The Invesco International Growth Fund’s composition
The Invesco International Growth Fund – Class A (AIIEX) has been in existence since April 1992. At the end of January 2016, the fund was managing assets worth $8.3 billion and these were spread across 69 holdings as of the end of January 2016.
Consumer discretionary stocks formed nearly a fourth of the fund’s assets and made up the single largest sector of investment as of the end of January. The financials and information technology sectors followed, together forming one-third of the portfolio. The fund was not invested in the telecom service or utilities sectors. 21% of the fund’s assets were invested in the United Kingdom, the primary country of investment.
UK-based Sky was the fund’s largest holding, forming 3.6% of the fund’s December 2015 assets. Teva Pharmaceutical Industries (TEVA), RELX Group (RELX), WPP (WPPGY), CGI Group (GIB), and Publicis Groupe (PUBGY) formed a combined 12.2% of the fund’s assets.
Returns of the Invesco International Growth Fund
The Class A shares of the Invesco International Growth Fund (AIIEX) had an average year up until January 2016. From a purely NAV (net asset value) return standpoint, the AIIEX stood fifth in the aforementioned period and eighth for 2015 among the nine funds in this review.
Standard deviation is used for assessing risks associated with an investment. Simply put, it measures the deviation of a series of returns from the average. A wide deviation reflects a high fluctuation in the returns, resulting in a higher risk, and vice versa.
For the one-year period ended January 2016, the standard deviation for the AIIEX stood at 13.9%. Meanwhile, the arithmetic average of the standard deviation of all funds in this review was 14.5%. Excluding the AIIEX, the average was 14.5%. Therefore, the returns of the fund were more volatile than the average return of the peer group.
For realized returns, the Sharpe ratio assesses the average return on a risk-free asset or security over total risk as represented by a standard deviation.

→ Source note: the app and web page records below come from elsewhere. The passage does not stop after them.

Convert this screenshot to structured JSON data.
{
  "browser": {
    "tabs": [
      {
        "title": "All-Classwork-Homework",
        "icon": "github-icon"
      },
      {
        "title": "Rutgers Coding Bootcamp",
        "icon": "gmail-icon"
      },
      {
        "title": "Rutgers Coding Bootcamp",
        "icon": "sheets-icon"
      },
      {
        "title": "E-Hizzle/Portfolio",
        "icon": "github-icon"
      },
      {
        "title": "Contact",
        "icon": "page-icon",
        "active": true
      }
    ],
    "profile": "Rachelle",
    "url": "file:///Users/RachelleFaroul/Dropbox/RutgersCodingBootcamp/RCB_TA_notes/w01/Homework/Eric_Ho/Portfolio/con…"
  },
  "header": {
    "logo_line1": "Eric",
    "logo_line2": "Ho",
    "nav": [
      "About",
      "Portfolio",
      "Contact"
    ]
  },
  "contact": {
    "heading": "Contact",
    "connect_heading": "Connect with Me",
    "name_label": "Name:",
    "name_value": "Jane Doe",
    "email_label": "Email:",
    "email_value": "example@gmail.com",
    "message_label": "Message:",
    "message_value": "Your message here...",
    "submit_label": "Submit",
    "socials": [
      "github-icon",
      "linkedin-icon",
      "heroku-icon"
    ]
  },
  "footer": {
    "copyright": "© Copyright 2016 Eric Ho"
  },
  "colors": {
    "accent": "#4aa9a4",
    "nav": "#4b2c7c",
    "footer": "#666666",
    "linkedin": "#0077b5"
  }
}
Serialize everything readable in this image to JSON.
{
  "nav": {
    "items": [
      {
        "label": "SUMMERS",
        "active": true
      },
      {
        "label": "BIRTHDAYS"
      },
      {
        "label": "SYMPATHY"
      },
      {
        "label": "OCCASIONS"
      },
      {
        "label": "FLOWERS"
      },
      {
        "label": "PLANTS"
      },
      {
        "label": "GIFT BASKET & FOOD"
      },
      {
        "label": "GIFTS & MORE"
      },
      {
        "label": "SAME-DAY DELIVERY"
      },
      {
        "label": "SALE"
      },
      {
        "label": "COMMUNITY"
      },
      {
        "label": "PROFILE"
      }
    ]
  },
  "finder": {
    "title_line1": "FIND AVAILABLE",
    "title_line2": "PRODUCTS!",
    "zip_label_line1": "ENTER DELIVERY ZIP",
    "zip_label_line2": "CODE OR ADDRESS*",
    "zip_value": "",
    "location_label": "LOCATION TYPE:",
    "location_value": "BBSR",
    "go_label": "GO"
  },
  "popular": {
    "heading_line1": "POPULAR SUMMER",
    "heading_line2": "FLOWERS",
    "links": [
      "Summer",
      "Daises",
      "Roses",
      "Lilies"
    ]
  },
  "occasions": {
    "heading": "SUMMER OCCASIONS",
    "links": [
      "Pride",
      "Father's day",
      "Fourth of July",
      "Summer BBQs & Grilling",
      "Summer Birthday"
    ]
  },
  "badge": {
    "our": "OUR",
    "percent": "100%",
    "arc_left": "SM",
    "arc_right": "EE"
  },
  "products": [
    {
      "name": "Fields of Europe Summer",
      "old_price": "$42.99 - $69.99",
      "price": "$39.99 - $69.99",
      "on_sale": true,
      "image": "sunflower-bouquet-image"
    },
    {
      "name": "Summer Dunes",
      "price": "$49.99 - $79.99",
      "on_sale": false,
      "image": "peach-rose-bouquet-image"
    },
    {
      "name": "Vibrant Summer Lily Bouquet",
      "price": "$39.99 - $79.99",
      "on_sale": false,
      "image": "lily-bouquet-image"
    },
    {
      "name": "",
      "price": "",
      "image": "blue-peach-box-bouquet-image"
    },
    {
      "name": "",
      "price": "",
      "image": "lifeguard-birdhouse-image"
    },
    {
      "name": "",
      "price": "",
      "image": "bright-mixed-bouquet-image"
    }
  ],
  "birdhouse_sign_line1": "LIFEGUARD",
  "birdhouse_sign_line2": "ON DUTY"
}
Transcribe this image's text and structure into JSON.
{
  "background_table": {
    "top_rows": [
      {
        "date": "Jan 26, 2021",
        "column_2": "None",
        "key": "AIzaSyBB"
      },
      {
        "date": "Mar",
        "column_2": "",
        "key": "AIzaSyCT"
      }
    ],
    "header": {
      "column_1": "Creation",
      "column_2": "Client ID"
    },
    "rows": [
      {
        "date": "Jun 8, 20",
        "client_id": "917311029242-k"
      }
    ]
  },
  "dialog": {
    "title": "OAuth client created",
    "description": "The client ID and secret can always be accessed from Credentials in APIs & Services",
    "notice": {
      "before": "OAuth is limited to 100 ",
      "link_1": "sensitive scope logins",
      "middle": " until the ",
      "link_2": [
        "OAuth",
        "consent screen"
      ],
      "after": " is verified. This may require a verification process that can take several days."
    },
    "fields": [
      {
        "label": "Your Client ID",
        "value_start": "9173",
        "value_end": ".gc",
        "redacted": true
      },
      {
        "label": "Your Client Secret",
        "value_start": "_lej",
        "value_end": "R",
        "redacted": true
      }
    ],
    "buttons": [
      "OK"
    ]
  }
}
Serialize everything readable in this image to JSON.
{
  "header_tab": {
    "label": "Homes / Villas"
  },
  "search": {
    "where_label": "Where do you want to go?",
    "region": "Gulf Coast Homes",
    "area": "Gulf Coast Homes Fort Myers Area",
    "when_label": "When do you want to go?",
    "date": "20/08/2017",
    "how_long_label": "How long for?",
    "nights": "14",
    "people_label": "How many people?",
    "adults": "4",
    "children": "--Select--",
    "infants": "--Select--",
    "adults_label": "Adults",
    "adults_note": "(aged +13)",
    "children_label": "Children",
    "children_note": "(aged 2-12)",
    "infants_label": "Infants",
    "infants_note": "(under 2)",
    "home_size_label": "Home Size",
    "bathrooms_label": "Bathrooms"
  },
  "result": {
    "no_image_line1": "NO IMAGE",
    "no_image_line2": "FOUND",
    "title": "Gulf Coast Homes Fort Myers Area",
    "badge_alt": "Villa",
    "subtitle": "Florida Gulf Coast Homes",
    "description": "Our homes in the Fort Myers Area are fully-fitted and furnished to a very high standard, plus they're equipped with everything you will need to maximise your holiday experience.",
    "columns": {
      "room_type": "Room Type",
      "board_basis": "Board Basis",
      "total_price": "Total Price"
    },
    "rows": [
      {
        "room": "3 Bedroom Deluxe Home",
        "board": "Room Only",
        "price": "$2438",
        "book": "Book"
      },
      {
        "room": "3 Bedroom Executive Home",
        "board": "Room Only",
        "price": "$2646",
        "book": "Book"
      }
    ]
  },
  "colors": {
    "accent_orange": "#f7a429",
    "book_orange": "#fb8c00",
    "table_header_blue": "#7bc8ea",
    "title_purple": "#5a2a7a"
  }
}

The higher the Sharpe ratio, the better the risk-adjusted performance.
The Sharpe ratio for the AIIEX for the one-year period ended January 2016 stood at -0.46, whereas it was -0.1 for 2015. This makes it one of only two funds to have reported a negative ratio for 2015.
A note for investors
A higher volatility of returns was partly responsible for the fund’s poor Sharpe ratio, especially for 2015. January 2016 was actually much better for the fund than its peers and it saw much less downside. For investors wishing to invest in this category of mutual funds, more time and thought should be given before investing in this fund in 2016. Let’s move to the next fund in this review: the Artisan International Fund – Investor Class (ARTIX).